Dear Amy: My husband of almost 40 years would like to father a child.
During our first year of marriage, I had a hysterectomy, and so early on we knew I couldn't give birth to a child.
Throughout our marriage (mainly in our younger years), we talked about possible surrogacy, but he always dropped the matter.
Now that we are in our 60s, he is still perplexed and ambivalent, but I feel we are too old to start looking into options again.
I would like to put to rest our conflicting dilemma, but almost feel it could be futile to try, because it's unresolvable.
I realize this is a difficult and sensitive issue, but I need some feedback to help at least put my mind at peace when he continues with his heartfelt frustration.
Amy says: Your husband (and you) might be genuinely perplexed by the persistence of his impulse over the past 40 years to father a child. Of course, many women also wrestle with this desire, but their biology makes giving birth to a child less possible as time passes, and so they have to reckon with the physiological limitations of childbearing, and the reality that it won't happen in later years.
Your husband may also have to accept this reality. But he could in fact father a child, and you two should discuss this seriously. Would he be interested in being a sperm donor for another woman, and would you consider some sort of shared parenting arrangement? If the answer for you is a firm "no," then say so. But talk about it.
His thoughts regarding fathering a child might be increasing in power and frequency as he ages and faces the reality of his mortality. Children can seem like a hedge against death.
Having a child might be unlikely — or unreasonable — but you should still discuss it. Does he feel cheated? Does he resent you for something you didn't ask for and cannot control (your long-ago hysterectomy)? And do you resent him for periodically reminding you of it?
A marriage counselor could help to guide you through this challenging conversation, giving you the tools to discuss this topic without retreating into well-worn positions.
Dear Amy: I am a mental health professional.
People in my social circle are aware of what I do for a living.
Too often when I'm at a social gathering, someone pulls me aside to talk about a personal issue. That person is hijacking my social time to obtain counseling.
I'm sure this happens with other professions, but whereas a lawyer or doctor can say, "Why don't you come see me at the office," mental health practitioners are not allowed to have dual relationships (our friends or acquaintances cannot be also our clients).
What's a polite and clear way to set a boundary and explain that this is my social time, and I don't want to be burdened with someone's issue?
Amy says: Presumably, you entered this profession (at least in part) to help people. Remember that as you wrestle with this. You are burdened in this way because people trust you.
One way to help people who approach you outside the office is to respond with compassion, and offer a resource in lieu of an extended conversation. Then you should establish a boundary. For instance:
She: I'm so worried about Chad. I think he's depressed.

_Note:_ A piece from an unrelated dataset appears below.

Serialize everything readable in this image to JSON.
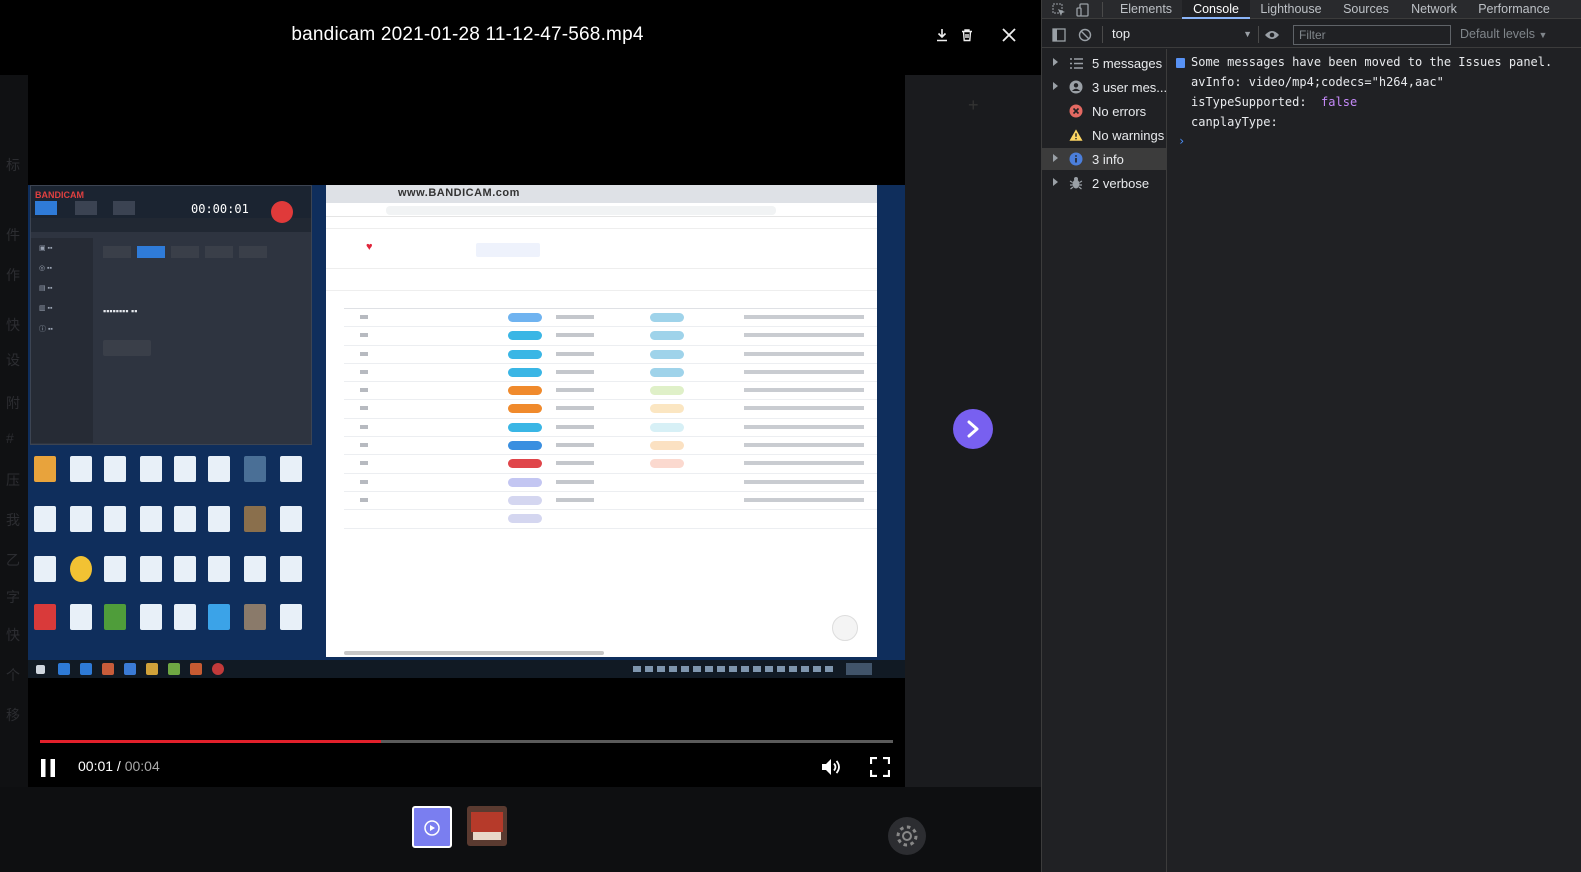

You: I'm so sorry to hear that. I can't help with this, but I can give you or him a referral if you want. Here's my card.
She: But what can I do if he won't get help?
You: Let's not talk about this right now, but call or e-mail me on Monday and I'll give you a referral. Will you do that?
Send questions to Amy Dickinson at askamy@ amydickinson.com. Twitter: @askingamy Facebook: @ADickinsonDaily.